SUPPLIED RECORDS —
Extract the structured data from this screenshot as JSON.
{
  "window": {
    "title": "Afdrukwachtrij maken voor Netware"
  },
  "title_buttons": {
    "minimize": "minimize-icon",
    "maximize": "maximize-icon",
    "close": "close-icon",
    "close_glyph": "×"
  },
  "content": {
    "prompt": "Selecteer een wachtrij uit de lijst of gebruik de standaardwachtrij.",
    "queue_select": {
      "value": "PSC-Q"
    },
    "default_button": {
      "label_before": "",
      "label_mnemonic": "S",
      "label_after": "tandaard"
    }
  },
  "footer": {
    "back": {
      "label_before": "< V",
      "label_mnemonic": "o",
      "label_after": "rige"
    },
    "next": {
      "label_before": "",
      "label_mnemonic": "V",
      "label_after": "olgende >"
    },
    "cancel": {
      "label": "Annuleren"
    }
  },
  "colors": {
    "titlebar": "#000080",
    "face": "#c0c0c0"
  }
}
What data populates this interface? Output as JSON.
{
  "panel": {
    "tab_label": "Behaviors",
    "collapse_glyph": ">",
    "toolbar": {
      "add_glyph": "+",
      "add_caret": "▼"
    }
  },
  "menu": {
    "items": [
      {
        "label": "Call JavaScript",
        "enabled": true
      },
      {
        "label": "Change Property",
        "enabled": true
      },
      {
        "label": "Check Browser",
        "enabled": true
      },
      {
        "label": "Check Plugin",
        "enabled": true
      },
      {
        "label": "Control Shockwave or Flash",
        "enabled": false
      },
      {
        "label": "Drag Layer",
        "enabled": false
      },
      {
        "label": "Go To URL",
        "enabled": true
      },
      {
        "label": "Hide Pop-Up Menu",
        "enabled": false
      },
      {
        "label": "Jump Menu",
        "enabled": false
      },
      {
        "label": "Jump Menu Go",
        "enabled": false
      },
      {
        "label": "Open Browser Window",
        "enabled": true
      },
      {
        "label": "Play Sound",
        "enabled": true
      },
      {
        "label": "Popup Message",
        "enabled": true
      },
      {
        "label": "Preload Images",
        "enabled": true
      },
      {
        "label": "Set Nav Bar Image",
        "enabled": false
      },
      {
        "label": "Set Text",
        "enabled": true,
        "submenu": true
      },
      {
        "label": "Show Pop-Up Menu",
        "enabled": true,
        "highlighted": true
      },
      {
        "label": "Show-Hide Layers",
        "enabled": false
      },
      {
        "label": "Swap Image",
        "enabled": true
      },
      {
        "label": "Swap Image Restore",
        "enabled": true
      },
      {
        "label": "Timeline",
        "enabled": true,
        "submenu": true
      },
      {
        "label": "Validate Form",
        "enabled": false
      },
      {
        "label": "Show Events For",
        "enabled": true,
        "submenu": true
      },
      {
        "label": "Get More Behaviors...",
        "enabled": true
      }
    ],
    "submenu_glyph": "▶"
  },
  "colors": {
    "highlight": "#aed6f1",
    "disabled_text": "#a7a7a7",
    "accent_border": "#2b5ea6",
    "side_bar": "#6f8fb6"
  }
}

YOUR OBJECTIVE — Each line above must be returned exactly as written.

TASK RESULT —
Extract the structured data from this screenshot as JSON.
{
  "window": {
    "title": "Afdrukwachtrij maken voor Netware"
  },
  "title_buttons": {
    "minimize": "minimize-icon",
    "maximize": "maximize-icon",
    "close": "close-icon",
    "close_glyph": "×"
  },
  "content": {
    "prompt": "Selecteer een wachtrij uit de lijst of gebruik de standaardwachtrij.",
    "queue_select": {
      "value": "PSC-Q"
    },
    "default_button": {
      "label_before": "",
      "label_mnemonic": "S",
      "label_after": "tandaard"
    }
  },
  "footer": {
    "back": {
      "label_before": "< V",
      "label_mnemonic": "o",
      "label_after": "rige"
    },
    "next": {
      "label_before": "",
      "label_mnemonic": "V",
      "label_after": "olgende >"
    },
    "cancel": {
      "label": "Annuleren"
    }
  },
  "colors": {
    "titlebar": "#000080",
    "face": "#c0c0c0"
  }
}
What data populates this interface? Output as JSON.
{
  "panel": {
    "tab_label": "Behaviors",
    "collapse_glyph": ">",
    "toolbar": {
      "add_glyph": "+",
      "add_caret": "▼"
    }
  },
  "menu": {
    "items": [
      {
        "label": "Call JavaScript",
        "enabled": true
      },
      {
        "label": "Change Property",
        "enabled": true
      },
      {
        "label": "Check Browser",
        "enabled": true
      },
      {
        "label": "Check Plugin",
        "enabled": true
      },
      {
        "label": "Control Shockwave or Flash",
        "enabled": false
      },
      {
        "label": "Drag Layer",
        "enabled": false
      },
      {
        "label": "Go To URL",
        "enabled": true
      },
      {
        "label": "Hide Pop-Up Menu",
        "enabled": false
      },
      {
        "label": "Jump Menu",
        "enabled": false
      },
      {
        "label": "Jump Menu Go",
        "enabled": false
      },
      {
        "label": "Open Browser Window",
        "enabled": true
      },
      {
        "label": "Play Sound",
        "enabled": true
      },
      {
        "label": "Popup Message",
        "enabled": true
      },
      {
        "label": "Preload Images",
        "enabled": true
      },
      {
        "label": "Set Nav Bar Image",
        "enabled": false
      },
      {
        "label": "Set Text",
        "enabled": true,
        "submenu": true
      },
      {
        "label": "Show Pop-Up Menu",
        "enabled": true,
        "highlighted": true
      },
      {
        "label": "Show-Hide Layers",
        "enabled": false
      },
      {
        "label": "Swap Image",
        "enabled": true
      },
      {
        "label": "Swap Image Restore",
        "enabled": true
      },
      {
        "label": "Timeline",
        "enabled": true,
        "submenu": true
      },
      {
        "label": "Validate Form",
        "enabled": false
      },
      {
        "label": "Show Events For",
        "enabled": true,
        "submenu": true
      },
      {
        "label": "Get More Behaviors...",
        "enabled": true
      }
    ],
    "submenu_glyph": "▶"
  },
  "colors": {
    "highlight": "#aed6f1",
    "disabled_text": "#a7a7a7",
    "accent_border": "#2b5ea6",
    "side_bar": "#6f8fb6"
  }
}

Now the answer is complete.